--- What the exercise asks ---
Using the data below, return every line that holds the word "this".

--- Given information ---
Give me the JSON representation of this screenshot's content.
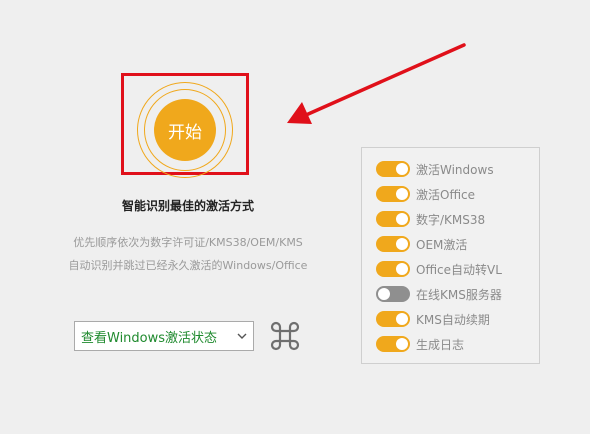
{
  "start": {
    "label": "开始"
  },
  "headline": "智能识别最佳的激活方式",
  "description": {
    "line1": "优先顺序依次为数字许可证/KMS38/OEM/KMS",
    "line2": "自动识别并跳过已经永久激活的Windows/Office"
  },
  "status_select": {
    "selected": "查看Windows激活状态"
  },
  "options": [
    {
      "label": "激活Windows",
      "on": true
    },
    {
      "label": "激活Office",
      "on": true
    },
    {
      "label": "数字/KMS38",
      "on": true
    },
    {
      "label": "OEM激活",
      "on": true
    },
    {
      "label": "Office自动转VL",
      "on": true
    },
    {
      "label": "在线KMS服务器",
      "on": false
    },
    {
      "label": "KMS自动续期",
      "on": true
    },
    {
      "label": "生成日志",
      "on": true
    }
  ],
  "colors": {
    "accent": "#f0a81c",
    "highlight": "#e0101a",
    "select_text": "#1f8a2e",
    "toggle_off": "#8f8f8f"
  },
  "icons": {
    "start_button": "circle-button",
    "arrow": "red-arrow-pointer",
    "select": "chevron-down-icon",
    "cmd": "command-key-icon"
  }
}
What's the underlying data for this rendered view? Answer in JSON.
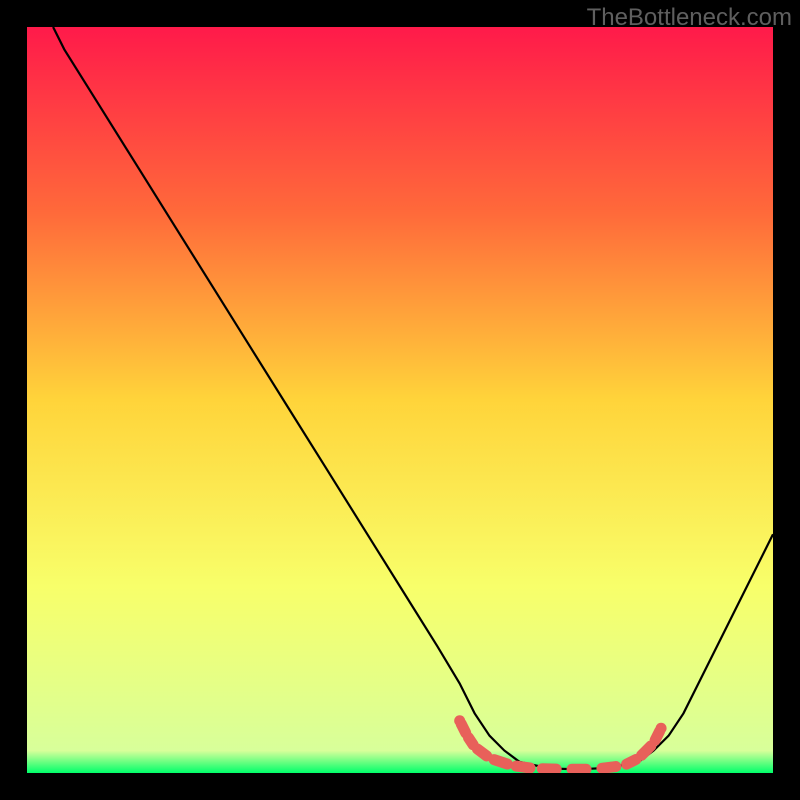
{
  "watermark": "TheBottleneck.com",
  "chart_data": {
    "type": "line",
    "title": "",
    "xlabel": "",
    "ylabel": "",
    "xlim": [
      0,
      100
    ],
    "ylim": [
      0,
      100
    ],
    "gradient_stops": [
      {
        "offset": 0,
        "color": "#ff1a4a"
      },
      {
        "offset": 25,
        "color": "#ff6a3a"
      },
      {
        "offset": 50,
        "color": "#ffd43a"
      },
      {
        "offset": 75,
        "color": "#f8ff6a"
      },
      {
        "offset": 97,
        "color": "#d8ff9a"
      },
      {
        "offset": 100,
        "color": "#00ff6a"
      }
    ],
    "series": [
      {
        "name": "curve",
        "color": "#000000",
        "points": [
          {
            "x": 3.5,
            "y": 100
          },
          {
            "x": 5,
            "y": 97
          },
          {
            "x": 10,
            "y": 89
          },
          {
            "x": 15,
            "y": 81
          },
          {
            "x": 20,
            "y": 73
          },
          {
            "x": 25,
            "y": 65
          },
          {
            "x": 30,
            "y": 57
          },
          {
            "x": 35,
            "y": 49
          },
          {
            "x": 40,
            "y": 41
          },
          {
            "x": 45,
            "y": 33
          },
          {
            "x": 50,
            "y": 25
          },
          {
            "x": 55,
            "y": 17
          },
          {
            "x": 58,
            "y": 12
          },
          {
            "x": 60,
            "y": 8
          },
          {
            "x": 62,
            "y": 5
          },
          {
            "x": 64,
            "y": 3
          },
          {
            "x": 66,
            "y": 1.5
          },
          {
            "x": 70,
            "y": 0.6
          },
          {
            "x": 74,
            "y": 0.5
          },
          {
            "x": 78,
            "y": 0.7
          },
          {
            "x": 82,
            "y": 1.5
          },
          {
            "x": 84,
            "y": 3
          },
          {
            "x": 86,
            "y": 5
          },
          {
            "x": 88,
            "y": 8
          },
          {
            "x": 90,
            "y": 12
          },
          {
            "x": 95,
            "y": 22
          },
          {
            "x": 100,
            "y": 32
          }
        ]
      },
      {
        "name": "bottom-markers",
        "color": "#e8605a",
        "style": "dashed-thick",
        "points": [
          {
            "x": 58,
            "y": 7
          },
          {
            "x": 59,
            "y": 5
          },
          {
            "x": 60,
            "y": 3.5
          },
          {
            "x": 62,
            "y": 2
          },
          {
            "x": 65,
            "y": 1
          },
          {
            "x": 68,
            "y": 0.6
          },
          {
            "x": 72,
            "y": 0.5
          },
          {
            "x": 76,
            "y": 0.5
          },
          {
            "x": 80,
            "y": 1
          },
          {
            "x": 82,
            "y": 2
          },
          {
            "x": 84,
            "y": 4
          },
          {
            "x": 85,
            "y": 6
          }
        ]
      }
    ]
  }
}
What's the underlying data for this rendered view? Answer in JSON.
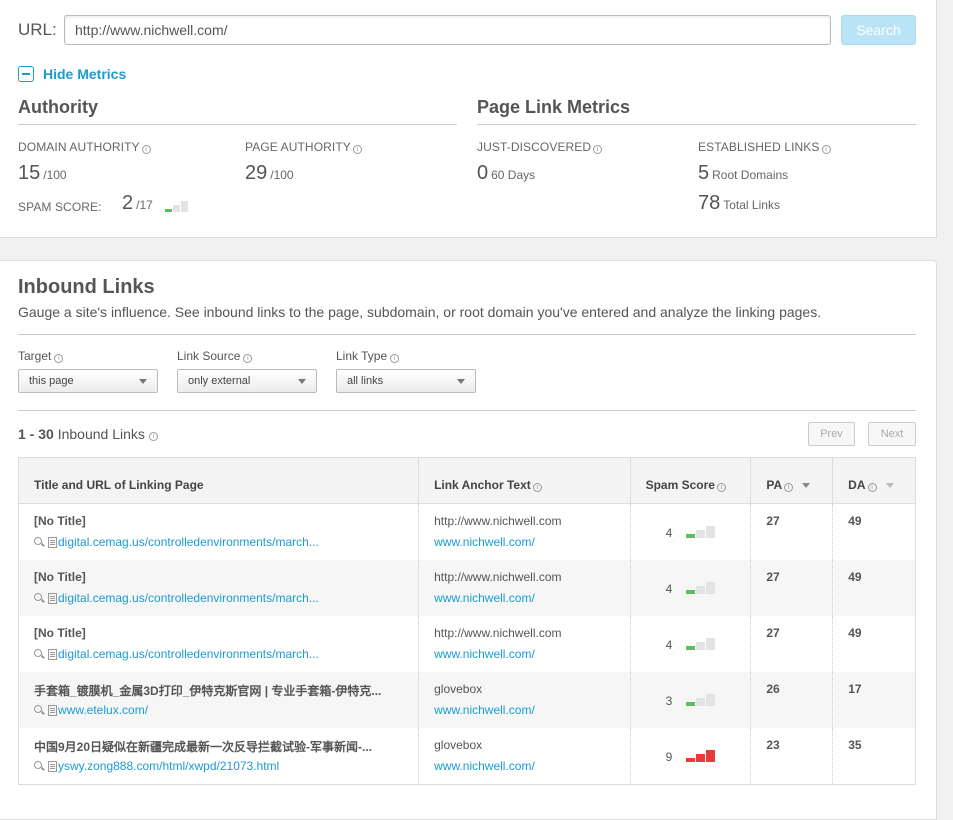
{
  "search": {
    "label": "URL:",
    "value": "http://www.nichwell.com/",
    "button": "Search"
  },
  "toggle": {
    "label": "Hide Metrics"
  },
  "authority": {
    "title": "Authority",
    "domain_authority": {
      "label": "DOMAIN AUTHORITY",
      "value": "15",
      "suffix": "/100"
    },
    "page_authority": {
      "label": "PAGE AUTHORITY",
      "value": "29",
      "suffix": "/100"
    },
    "spam_score": {
      "label": "SPAM SCORE:",
      "value": "2",
      "suffix": "/17"
    }
  },
  "page_link_metrics": {
    "title": "Page Link Metrics",
    "just_discovered": {
      "label": "JUST-DISCOVERED",
      "value": "0",
      "suffix": "60 Days"
    },
    "established": {
      "label": "ESTABLISHED LINKS",
      "root_value": "5",
      "root_suffix": "Root Domains",
      "total_value": "78",
      "total_suffix": "Total Links"
    }
  },
  "inbound": {
    "title": "Inbound Links",
    "description": "Gauge a site's influence. See inbound links to the page, subdomain, or root domain you've entered and analyze the linking pages.",
    "filters": {
      "target": {
        "label": "Target",
        "value": "this page"
      },
      "link_source": {
        "label": "Link Source",
        "value": "only external"
      },
      "link_type": {
        "label": "Link Type",
        "value": "all links"
      }
    },
    "count": {
      "range": "1 - 30",
      "label": "Inbound Links"
    },
    "pager": {
      "prev": "Prev",
      "next": "Next"
    },
    "columns": [
      "Title and URL of Linking Page",
      "Link Anchor Text",
      "Spam Score",
      "PA",
      "DA"
    ],
    "rows": [
      {
        "title": "[No Title]",
        "url": "digital.cemag.us/controlledenvironments/march...",
        "anchor": "http://www.nichwell.com",
        "anchor_url": "www.nichwell.com/",
        "spam": "4",
        "pa": "27",
        "da": "49"
      },
      {
        "title": "[No Title]",
        "url": "digital.cemag.us/controlledenvironments/march...",
        "anchor": "http://www.nichwell.com",
        "anchor_url": "www.nichwell.com/",
        "spam": "4",
        "pa": "27",
        "da": "49"
      },
      {
        "title": "[No Title]",
        "url": "digital.cemag.us/controlledenvironments/march...",
        "anchor": "http://www.nichwell.com",
        "anchor_url": "www.nichwell.com/",
        "spam": "4",
        "pa": "27",
        "da": "49"
      },
      {
        "title": "手套箱_镀膜机_金属3D打印_伊特克斯官网 | 专业手套箱-伊特克...",
        "url": "www.etelux.com/",
        "anchor": "glovebox",
        "anchor_url": "www.nichwell.com/",
        "spam": "3",
        "pa": "26",
        "da": "17"
      },
      {
        "title": "中国9月20日疑似在新疆完成最新一次反导拦截试验-军事新闻-...",
        "url": "yswy.zong888.com/html/xwpd/21073.html",
        "anchor": "glovebox",
        "anchor_url": "www.nichwell.com/",
        "spam": "9",
        "pa": "23",
        "da": "35"
      }
    ]
  },
  "colors": {
    "accent": "#1d9bd1",
    "spam_low": "#5cc15c",
    "spam_high": "#e8393c",
    "bar_empty": "#e3e3e3"
  }
}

--- Answer box ---
Give me the JSON representation of this screenshot's content.
What's the underlying data for this rendered view? Answer in JSON.
What's the underlying data for this rendered view? Answer in JSON.
        "value": "this page"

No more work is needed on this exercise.